Compounding the issue, threat actors are promoting “jailbreaks” for ChatGPT, creating specialized prompts and inputs that manipulate the tool into generating outputs that may involve revealing sensitive information, producing inappropriate content, or executing harmful code.

Kelley explains, “Generative AI can create emails with impeccable grammar, making them seem legitimate and reducing the likelihood of being flagged as suspicious. The use of generative AI democratizes the execution of sophisticated BEC attacks, enabling attackers with limited skills to access this technology, thereby making it accessible to a broader spectrum of cybercriminals.”

These developments come as researchers from Mithril Security have “surgically” modified an existing open-source AI model, GPT-J-6B, to spread disinformation. The altered model was uploaded to a public repository like Hugging Face, allowing its integration into other applications, leading to what is known as LLM supply chain poisoning.

What is WormGPT?

WormGPT, based on the 2021 GPTJ (Generative Pre-trained Transformer model with JAX), a language model with capabilities similar to other Large Language Models (LLMs) developed by EleutherAI, is explicitly designed for malicious activities, as reported by SlashNext. Its features include unlimited character support, chat memory retention, and code formatting. The training data for WormGPT includes datasets related to malware.

David Schwed, Chief Operating Officer at blockchain security firm Halborn, explained, “[WormGPT] doesn’t have those guardrails, so you can ask it to develop malware for you.”
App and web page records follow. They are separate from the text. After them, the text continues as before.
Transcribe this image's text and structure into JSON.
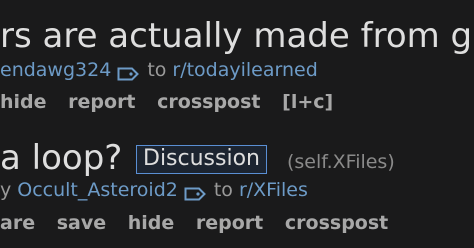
{
  "post1": {
    "title": "rs are actually made from gre",
    "author": "endawg324",
    "to_text": "to",
    "subreddit": "r/todayilearned",
    "actions": [
      "hide",
      "report",
      "crosspost",
      "[l+c]"
    ]
  },
  "post2": {
    "title": "a loop?",
    "flair": "Discussion",
    "domain": "(self.XFiles)",
    "by_text": "y",
    "author": "Occult_Asteroid2",
    "to_text": "to",
    "subreddit": "r/XFiles",
    "actions": [
      "are",
      "save",
      "hide",
      "report",
      "crosspost"
    ]
  },
  "colors": {
    "background": "#1a1a1b",
    "title_text": "#dedede",
    "link": "#6d9bc7",
    "meta_text": "#9a9a9a",
    "flair_border": "#5a8fd4"
  },
  "icons": {
    "tag": "tag-icon"
  }
}
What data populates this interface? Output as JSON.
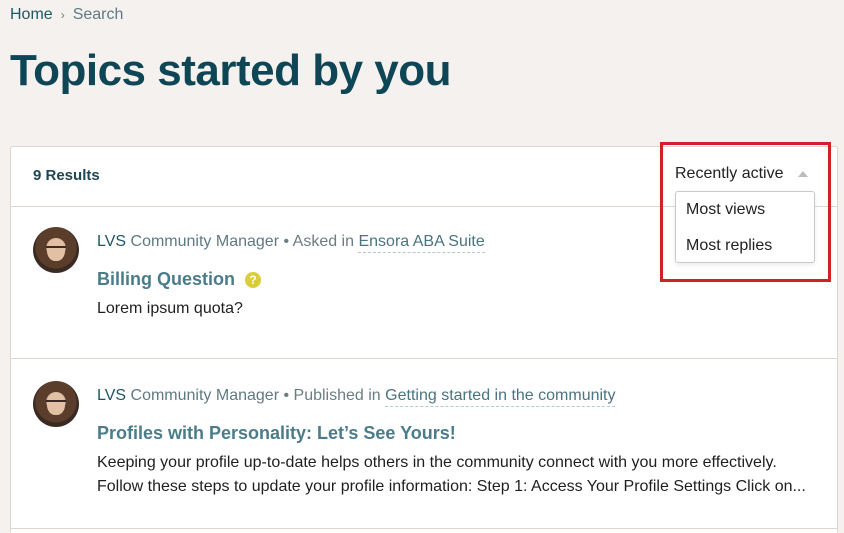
{
  "breadcrumb": {
    "home": "Home",
    "separator": "›",
    "current": "Search"
  },
  "page_title": "Topics started by you",
  "results": {
    "count_label": "9 Results"
  },
  "sort": {
    "selected": "Recently active",
    "options": [
      "Most views",
      "Most replies"
    ]
  },
  "topics": [
    {
      "author": "LVS",
      "role": "Community Manager",
      "action": "Asked in",
      "place": "Ensora ABA Suite",
      "title": "Billing Question",
      "icon": "question-icon",
      "icon_glyph": "?",
      "excerpt_line1": "Lorem ipsum quota?",
      "excerpt_line2": ""
    },
    {
      "author": "LVS",
      "role": "Community Manager",
      "action": "Published in",
      "place": "Getting started in the community",
      "title": "Profiles with Personality: Let’s See Yours!",
      "excerpt_line1": "Keeping your profile up-to-date helps others in the community connect with you more effectively.",
      "excerpt_line2": "Follow these steps to update your profile information: Step 1: Access Your Profile Settings Click on..."
    }
  ],
  "meta_separator": "•",
  "colors": {
    "title": "#0f4656",
    "link": "#4a7c8a",
    "highlight": "#d1202a",
    "question_badge": "#d9cd3a"
  }
}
Phishing attacks, which are one of the oldest and most prevalent cyberattack methods, typically occur through email, text messages, or social media posts, often using false identities. In a business email compromise attack, the attacker impersonates a company executive or employee, deceiving the target into disclosing sensitive information or transferring money.

Thanks to advancements in generative AI, chatbots like ChatGPT and WormGPT can generate human-like emails, making it more challenging to identify fraudulent messages.
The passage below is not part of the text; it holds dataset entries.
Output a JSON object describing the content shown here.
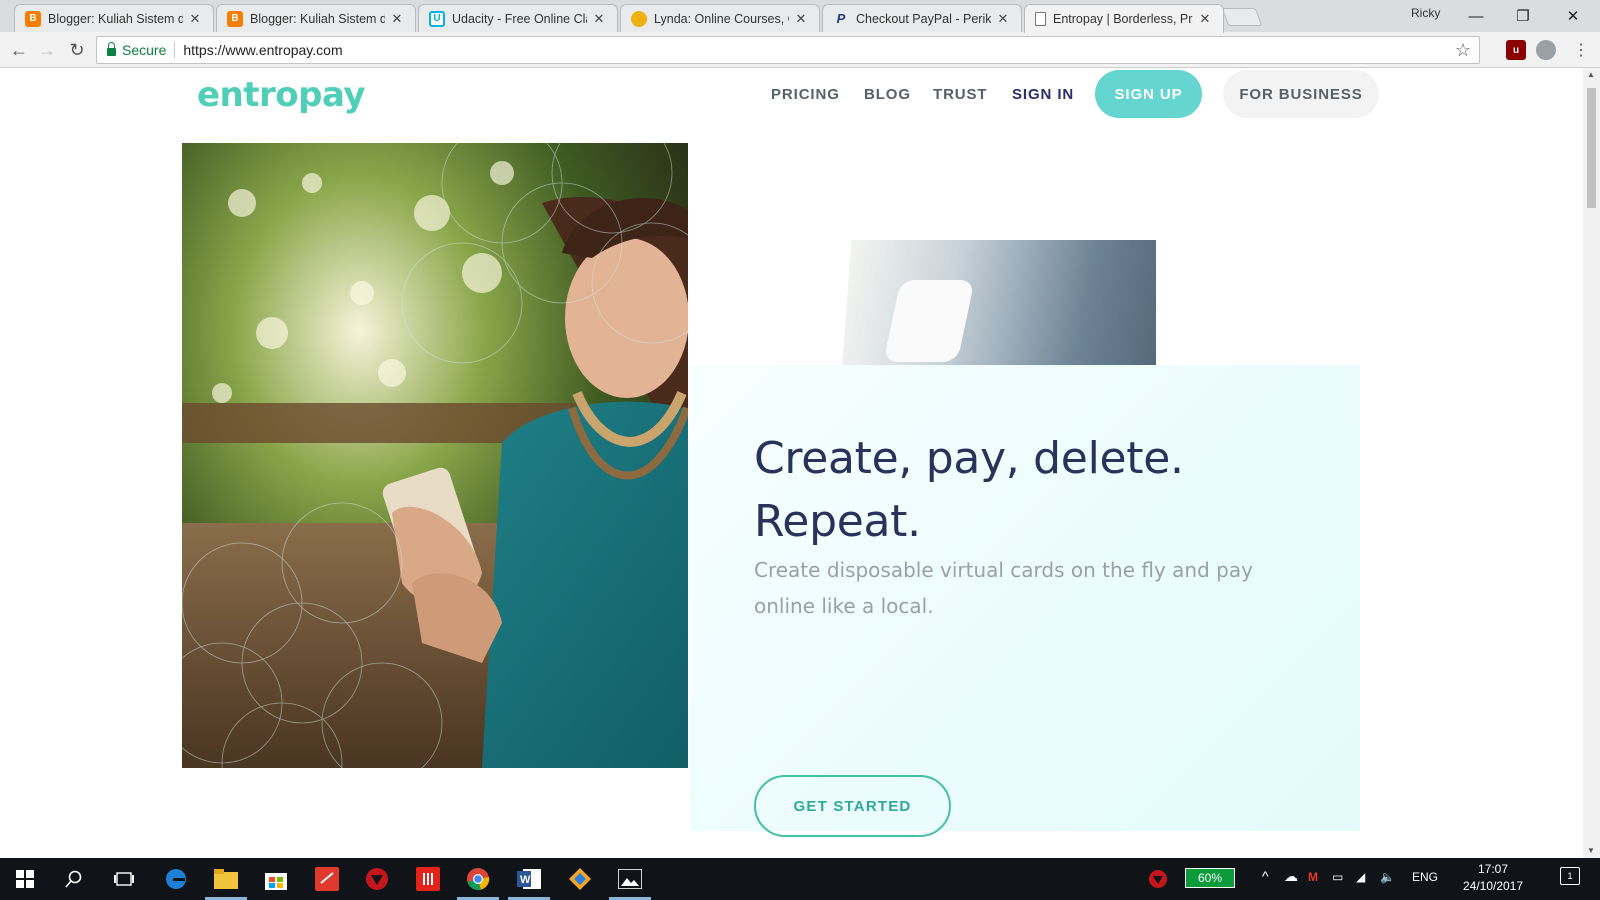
{
  "browser": {
    "tabs": [
      {
        "title": "Blogger: Kuliah Sistem d",
        "icon": "blogger-icon",
        "color": "#f57d00"
      },
      {
        "title": "Blogger: Kuliah Sistem d",
        "icon": "blogger-icon",
        "color": "#f57d00"
      },
      {
        "title": "Udacity - Free Online Cla",
        "icon": "udacity-icon",
        "color": "#02b3e4"
      },
      {
        "title": "Lynda: Online Courses, C",
        "icon": "lynda-icon",
        "color": "#eeb111"
      },
      {
        "title": "Checkout PayPal - Periks",
        "icon": "paypal-icon",
        "color": "#253b80"
      },
      {
        "title": "Entropay | Borderless, Pr",
        "icon": "page-icon",
        "color": "#777777",
        "active": true
      }
    ],
    "profile_name": "Ricky",
    "secure_label": "Secure",
    "url": "https://www.entropay.com"
  },
  "site": {
    "logo": "entropay",
    "nav": {
      "pricing": "PRICING",
      "blog": "BLOG",
      "trust": "TRUST",
      "signin": "SIGN IN",
      "signup": "SIGN UP",
      "business": "FOR BUSINESS"
    },
    "hero": {
      "headline_line1": "Create, pay, delete.",
      "headline_line2": "Repeat.",
      "subline": "Create disposable virtual cards on the fly and pay online like a local.",
      "cta": "GET STARTED"
    },
    "colors": {
      "brand": "#4fcfb8",
      "signup_bg": "#64d6cf",
      "headline": "#28325a"
    }
  },
  "taskbar": {
    "battery": "60%",
    "language": "ENG",
    "time": "17:07",
    "date": "24/10/2017",
    "notification_count": "1"
  }
}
To protect against business email compromise attacks, SlashNext recommends organizations implement enhanced email verification techniques, including automatic alerts for emails impersonating internal personnel and flagging emails containing keywords like “urgent” or “wire transfer,” which are often associated with BEC attacks.
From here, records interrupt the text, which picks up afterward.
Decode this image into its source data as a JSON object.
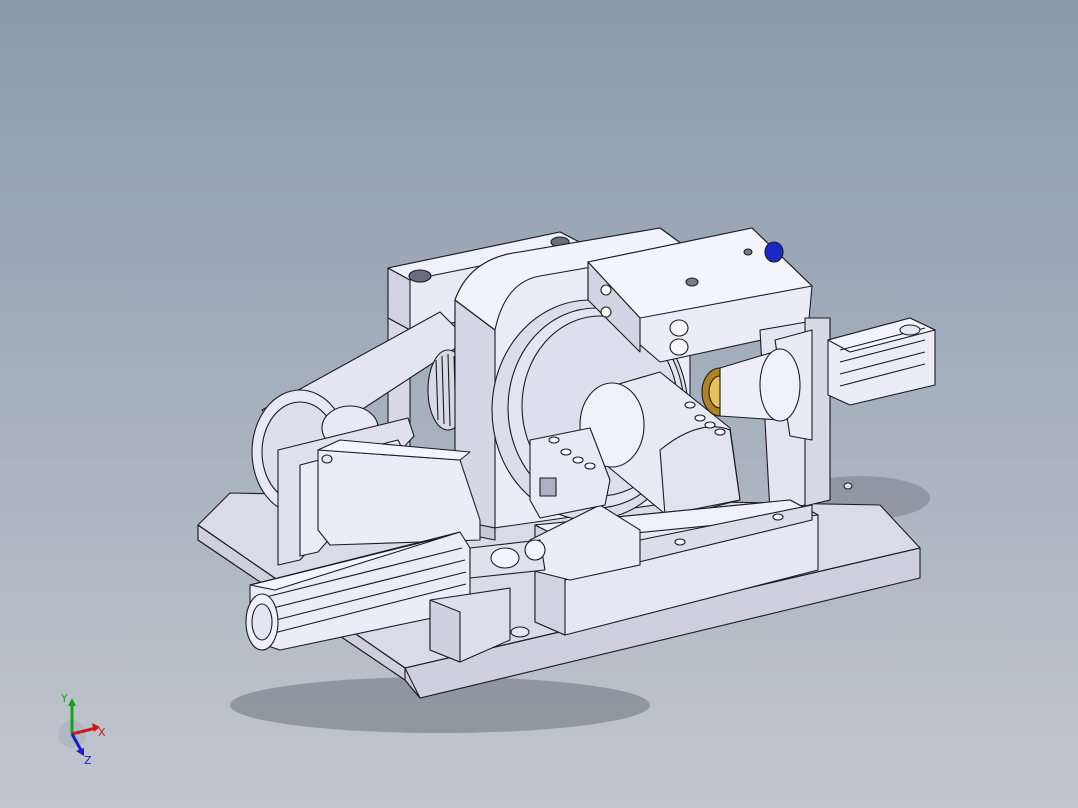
{
  "viewport": {
    "background_top": "#8b9aad",
    "background_bottom": "#c1c7cf",
    "model_face_color": "#e6e6f4",
    "model_edge_color": "#1c1c22"
  },
  "triad": {
    "x_label": "X",
    "y_label": "Y",
    "z_label": "Z",
    "x_color": "#d01818",
    "y_color": "#18a018",
    "z_color": "#1a1ad0"
  }
}
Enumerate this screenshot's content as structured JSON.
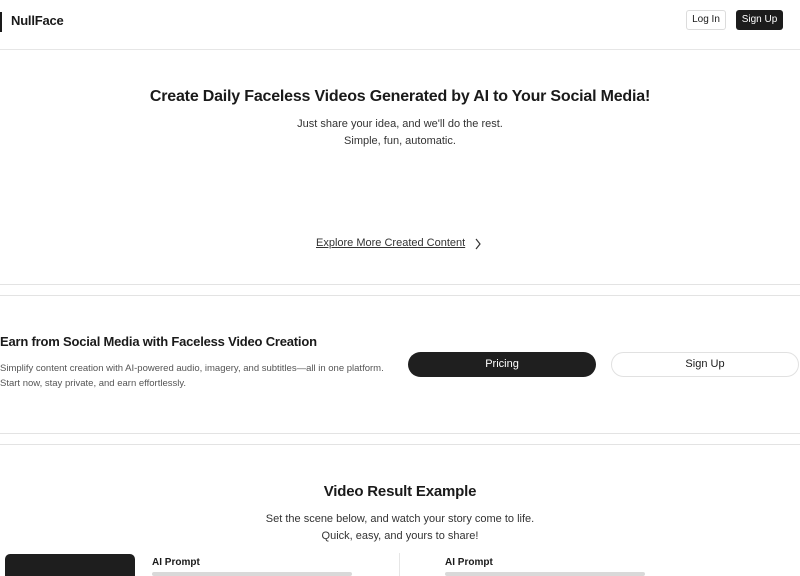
{
  "header": {
    "logo": "NullFace",
    "login_label": "Log In",
    "signup_label": "Sign Up"
  },
  "hero": {
    "title": "Create Daily Faceless Videos Generated by AI to Your Social Media!",
    "subtitle_line1": "Just share your idea, and we'll do the rest.",
    "subtitle_line2": "Simple, fun, automatic.",
    "explore_link": "Explore More Created Content",
    "explore_icon": "chevron-right-icon"
  },
  "earn": {
    "title": "Earn from Social Media with Faceless Video Creation",
    "description": "Simplify content creation with AI-powered audio, imagery, and subtitles—all in one platform. Start now, stay private, and earn effortlessly.",
    "pricing_label": "Pricing",
    "signup_label": "Sign Up"
  },
  "video_example": {
    "title": "Video Result Example",
    "subtitle_line1": "Set the scene below, and watch your story come to life.",
    "subtitle_line2": "Quick, easy, and yours to share!",
    "prompt_label_1": "AI Prompt",
    "prompt_label_2": "AI Prompt"
  },
  "colors": {
    "primary_dark": "#1f1f1f",
    "border": "#e1e1e1",
    "text": "#1a1a1a"
  }
}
Given the escalating threat from cybercriminals, companies are continuously seeking ways to protect themselves and their customers. In March, Microsoft, a major investor in ChatGPT’s creator OpenAI, introduced a security-focused generative AI tool called Security Copilot. This tool utilizes AI to enhance cybersecurity defenses and threat detection.

“In a world where there are 1,287 password attacks per second, fragmented tools and infrastructure have not been enough to stop attackers,” Microsoft stated in its announcement. “And although attacks have increased 67% over the past five years, the security industry has not been able to hire enough cyberrisk professionals to keep pace.”

Removing all ethical constraints imposed on generative AI models, WormGPT provides anyone with €60 the opportunity to engage in AI-assisted criminal activities, including phishing attacks, social engineering techniques, and even the creation of custom malware.

Juhani Hintikka, CEO of cybersecurity firm WithSecure, confirmed in an interview that the company has already observed malware samples generated by ChatGPT. The generative nature of LLMs allows for the production of results in various forms, making it harder for defenders to detect the mutated versions of malicious code.

Essentially, the ability to defend against a potential tsunami of security threats may be pushed to its limits as AI tools like ChatGPT and WormGPT rapidly generate highly customized, unique, and diverse malware.

Information for this briefing was found via SlashNext, The Hacker News and the sources mentioned. The author has no securities or affiliations related to this organization. Not a recommendation to buy or sell. Always do additional research and consult a professional before purchasing a security. The author holds no licenses.

Leave a Reply